» **What the task asks**
Your answer should consist of each line below that includes the word "content".
★ ★ ★ ★
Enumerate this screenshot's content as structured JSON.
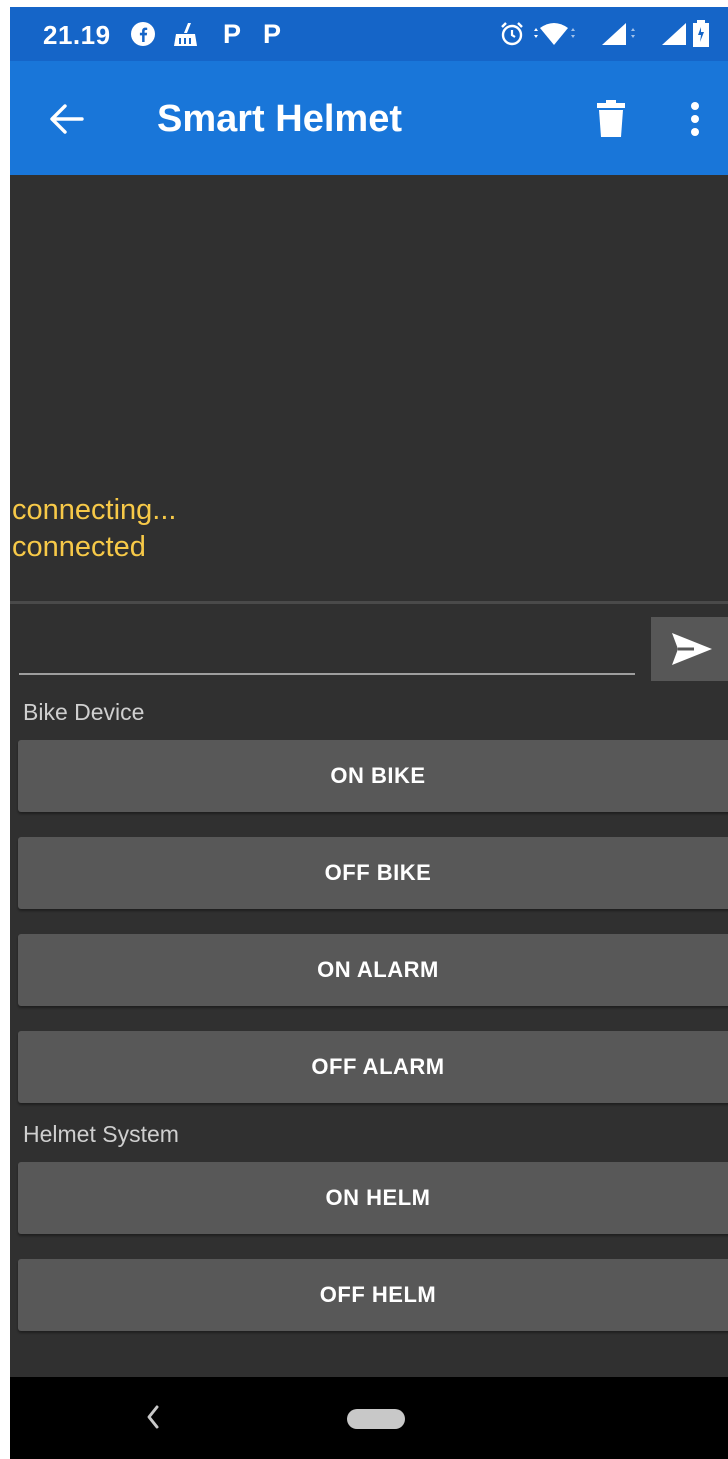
{
  "status_bar": {
    "time": "21.19",
    "notification_icons": [
      "facebook-icon",
      "cleaner-icon",
      "p-letter-icon",
      "p-letter-icon"
    ],
    "p_letter": "P",
    "system_icons": [
      "alarm-icon",
      "wifi-icon",
      "signal-icon",
      "signal-icon",
      "battery-icon"
    ]
  },
  "app_bar": {
    "title": "Smart Helmet",
    "back_icon": "arrow-left-icon",
    "delete_icon": "trash-icon",
    "more_icon": "more-vertical-icon"
  },
  "terminal": {
    "lines": [
      "connecting...",
      "connected"
    ],
    "text_color": "#f7c948"
  },
  "input": {
    "value": "",
    "placeholder": "",
    "send_icon": "send-icon"
  },
  "sections": [
    {
      "label": "Bike Device",
      "buttons": [
        "ON BIKE",
        "OFF BIKE",
        "ON ALARM",
        "OFF ALARM"
      ]
    },
    {
      "label": "Helmet System",
      "buttons": [
        "ON HELM",
        "OFF HELM"
      ]
    }
  ],
  "nav_bar": {
    "back_icon": "chevron-left-icon",
    "home_icon": "home-pill-icon"
  },
  "colors": {
    "app_bar": "#1976d9",
    "status_bar": "#1565c8",
    "background": "#303030",
    "button": "#585858"
  }
}
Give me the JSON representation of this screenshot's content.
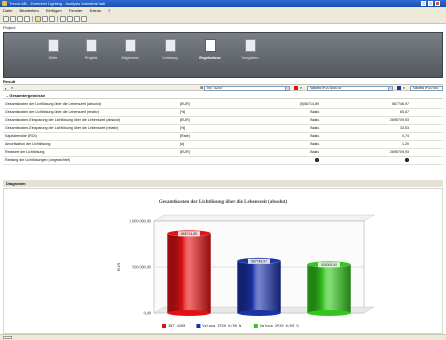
{
  "window": {
    "title": "TrecoLAB - Zumtobel Lighting - Analysis Industrial hall"
  },
  "menu": {
    "items": [
      "Datei",
      "Bearbeiten",
      "Einfügen",
      "Fenster",
      "Extras",
      "?"
    ]
  },
  "project": {
    "label": "Project"
  },
  "steps": [
    {
      "label": "Ziele",
      "icon": "goal-icon"
    },
    {
      "label": "Projekt",
      "icon": "project-icon"
    },
    {
      "label": "Allgemein",
      "icon": "general-icon"
    },
    {
      "label": "Leistung",
      "icon": "performance-icon"
    },
    {
      "label": "Ergebnisse",
      "icon": "results-icon",
      "active": true
    },
    {
      "label": "Vorgaben",
      "icon": "settings-icon"
    }
  ],
  "result": {
    "label": "Result"
  },
  "selectors": {
    "a": "INT 4200°",
    "b": "Valuea IP20 6/50 lo°",
    "c": "Valuea IP20 6/5"
  },
  "colors": {
    "red": "#e01313",
    "blue": "#1b33a8",
    "green": "#33c41e"
  },
  "section": {
    "title": "Gesamtergebnisse"
  },
  "table": {
    "rows": [
      {
        "label": "Gesamtkosten der Lichtlösung über die Lebenszeit (absolut)",
        "unit": "[EUR]",
        "a": "(5)56714,89",
        "b": "567746,97"
      },
      {
        "label": "Gesamtkosten der Lichtlösung über die Lebenszeit (relativ)",
        "unit": "[%]",
        "a": "Basis",
        "b": "65,67"
      },
      {
        "label": "Gesamtkosten-Einsparung der Lichtlösung über die Lebenszeit (absolut)",
        "unit": "[EUR]",
        "a": "Basis",
        "b": "2695709,93"
      },
      {
        "label": "Gesamtkosten-Einsparung der Lichtlösung über die Lebenszeit (relativ)",
        "unit": "[%]",
        "a": "Basis",
        "b": "33,53"
      },
      {
        "label": "Kapitalrendite (ROI)",
        "unit": "[Rate]",
        "a": "Basis",
        "b": "0,74"
      },
      {
        "label": "Amortisation der Lichtlösung",
        "unit": "[a]",
        "a": "Basis",
        "b": "1,20"
      },
      {
        "label": "Restwert der Lichtlösung",
        "unit": "[EUR]",
        "a": "Basis",
        "b": "2695709,93"
      },
      {
        "label": "Ranking der Lichtlösungen (ungewichtet)",
        "unit": "",
        "a": "info",
        "b": "info"
      }
    ]
  },
  "diagram": {
    "label": "Diagramm"
  },
  "chart_data": {
    "type": "bar",
    "title": "Gesamtkosten der Lichtlösung über die Lebenszeit (absolut)",
    "ylabel": "EUR",
    "yticks": [
      "1.000.000,00",
      "500.000,00",
      "0,00"
    ],
    "ylim": [
      0,
      1000000
    ],
    "series": [
      {
        "name": "INT 4200",
        "value": 866714.89,
        "label": "866714,89",
        "color": "#e01313"
      },
      {
        "name": "Valuea IP20 6/50 N",
        "value": 567746.97,
        "label": "567746,97",
        "color": "#1b33a8"
      },
      {
        "name": "Valuea IP20 6/50 D",
        "value": 530000,
        "label": "530000,00",
        "color": "#33c41e"
      }
    ]
  }
}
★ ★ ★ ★
» **Answer for the task**
Enumerate this screenshot's content as structured JSON.
Give me the JSON representation of this screenshot's content.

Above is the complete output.